Records from a collection
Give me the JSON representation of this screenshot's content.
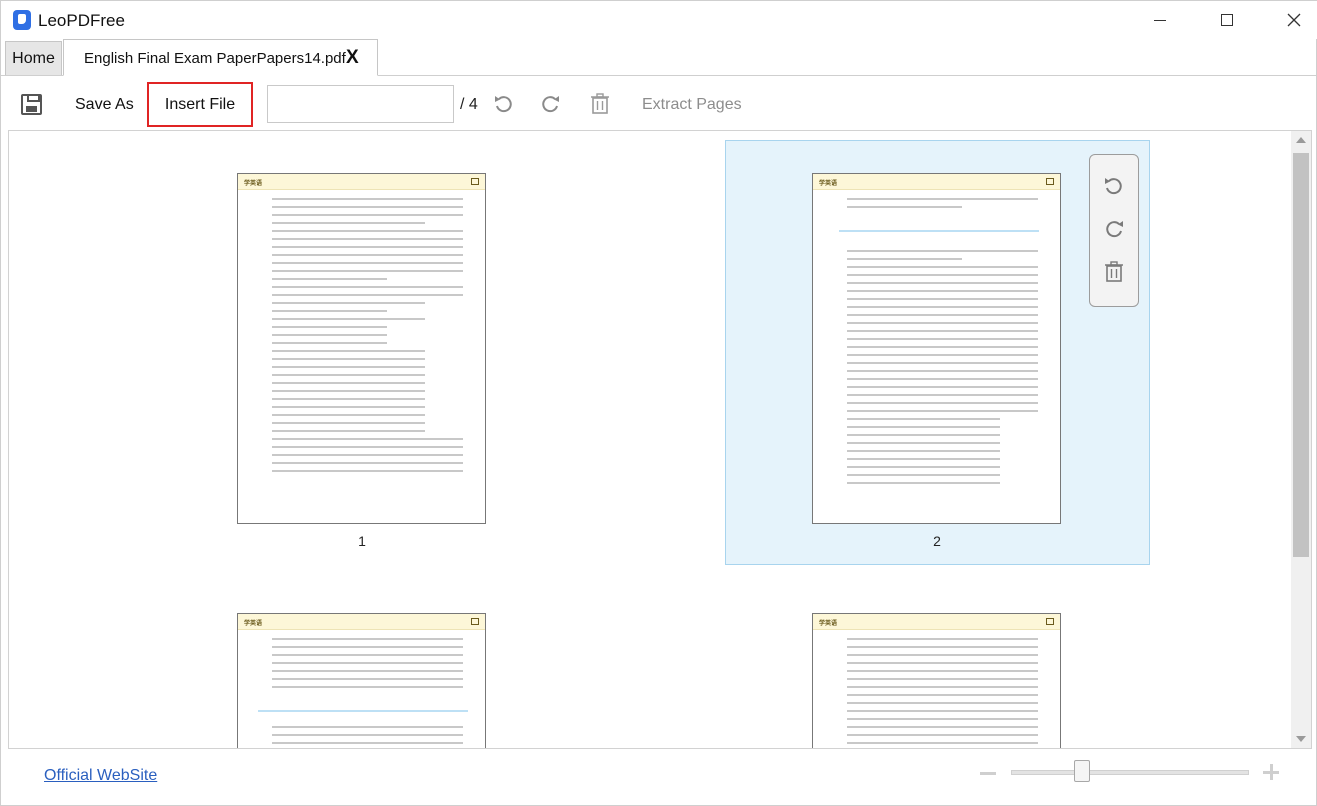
{
  "app": {
    "title": "LeoPDFree"
  },
  "tabs": [
    {
      "label": "Home"
    },
    {
      "label": "English Final Exam PaperPapers14.pdf",
      "close_label": "X"
    }
  ],
  "toolbar": {
    "save_as_label": "Save As",
    "insert_file_label": "Insert File",
    "page_input_value": "",
    "page_total": "/ 4",
    "extract_pages_label": "Extract Pages"
  },
  "pages": [
    {
      "number": "1",
      "selected": false
    },
    {
      "number": "2",
      "selected": true
    },
    {
      "number": "",
      "selected": false
    },
    {
      "number": "",
      "selected": false
    }
  ],
  "page_text": {
    "header_logo": "学英语"
  },
  "footer": {
    "official_website_label": "Official WebSite"
  },
  "zoom": {
    "level_fraction": 0.3
  },
  "colors": {
    "accent_red": "#e02424",
    "selection": "#e5f3fb",
    "link": "#2a5fbf"
  }
}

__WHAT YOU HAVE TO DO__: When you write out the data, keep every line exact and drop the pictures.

__REPLY TO THE EXERCISE__:
Give me the JSON representation of this screenshot's content.
{
  "app": {
    "title": "LeoPDFree"
  },
  "tabs": [
    {
      "label": "Home"
    },
    {
      "label": "English Final Exam PaperPapers14.pdf",
      "close_label": "X"
    }
  ],
  "toolbar": {
    "save_as_label": "Save As",
    "insert_file_label": "Insert File",
    "page_input_value": "",
    "page_total": "/ 4",
    "extract_pages_label": "Extract Pages"
  },
  "pages": [
    {
      "number": "1",
      "selected": false
    },
    {
      "number": "2",
      "selected": true
    },
    {
      "number": "",
      "selected": false
    },
    {
      "number": "",
      "selected": false
    }
  ],
  "page_text": {
    "header_logo": "学英语"
  },
  "footer": {
    "official_website_label": "Official WebSite"
  },
  "zoom": {
    "level_fraction": 0.3
  },
  "colors": {
    "accent_red": "#e02424",
    "selection": "#e5f3fb",
    "link": "#2a5fbf"
  }
}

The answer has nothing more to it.